I'm sure you're all very familiar with Beatrix Potter and her famous rabbit creation, Peter. I grew up with the books myself, but never really appreciated the illustrations fully until I saw many of the original works at the Smithsonian in a travelling exhibit. The detail and warmth is unbelievable. The pieces are so small, but you stare and stare at each little flower and 'paw', marveling at the textures, gestures and color. Or at least I did.
Born in London, in the middle of the 19th century (1866), Potter didn't have an easy time gaining her position as a beloved illustrator and children's book writer. She was kept separate from most other children and educated by her governess. In an attempt to keep her from developing any further intellectually, her parents made her the housekeeper when she 'came of age'. Of course we know, this didn't stop her—from the age of 15, Beatrix kept a daily journal written in code in order to keep the contents hidden from her oppressive parents. In addition to keeping a journal, Potter began drawing her pets (frog, dog, newt, ferret, a bat and of course, a rabbit) and the animals she saw on her family vacations to Scotland and the Lake District of England at a young age.
During their vacations, the family befriended a local vicar, Canon Hardwicke Rawnsley, in the Lake District who eventually went on to start the National Trust (akin to America's National Park System). Through Rawnsley and her time in the countryside, Potter learned the importance of conservation—something she was committed and acted in favor of for the rest of her life.
But back to her artwork:
The sad, but common story of a Victorian woman with ambition, Potter attempted to become a student at The Royal Botanic Gardens at Kew—and was rejected on the grounds of her sex. This did not stop her from painting a great number of images of fungi, and as a result of her expert illustrations and observations, she was very respected throughout england as an expert mycologist. A paper she wrote on the germination of spores was presented to the Linnean Society by her Uncle as women were barred from attending meetings. The society also refused to publish at least one of her technical papers.
It wasn't until later that she came to storytelling. After sending a letter to the son of a former governess with the first Peter story, she was encouraged to publish it. The manuscript was rejected by all publishers she submitted to (the primary complaint being that it wasn't colorful enough). So Potter decided to self-publish the book herself. And once she did that, she sold all her copies and was able to find a publisher. By the next year, she had a contract and a patented character—the first of many.
From there, Potter created 22 other children's titles that were popular enough to allow her financial freedom from her parents. And what do you think the first thing she did with her money was? She bought land in the Lake District. And as the sales continued, she continued to buy land in the hopes of preserving it. Potter lived out the rest of her days on 'Hill Top Farm' with her husband, dogs, cats and even a pet hedgehog named 'Mrs. Tiggy-Winkle'. When she passed, the bulk of her property was left to the National Trust so that it would be forever protected from development.

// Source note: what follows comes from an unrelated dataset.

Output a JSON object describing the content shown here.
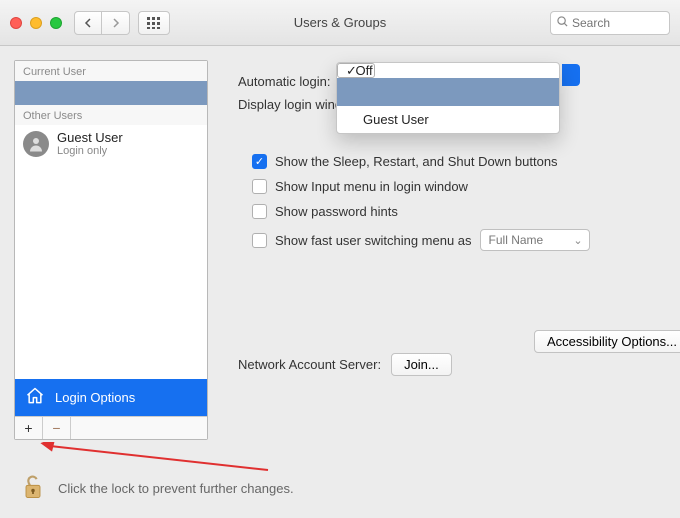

Beatrix Potter may primarily be known as the Peter's creator to most—but I see a spirited, forward-thinking and persistent woman who didn't let the mentality of the era she grew up in stop her in doing what she believed. Thanks Beatrix!
For more Beatrix check out:
The Tale of Beatrix Potter biopic (I haven't seen this, so I have no comment.)
Miss Potter, the recent Zellweger biopic (I also haven't seen this one.)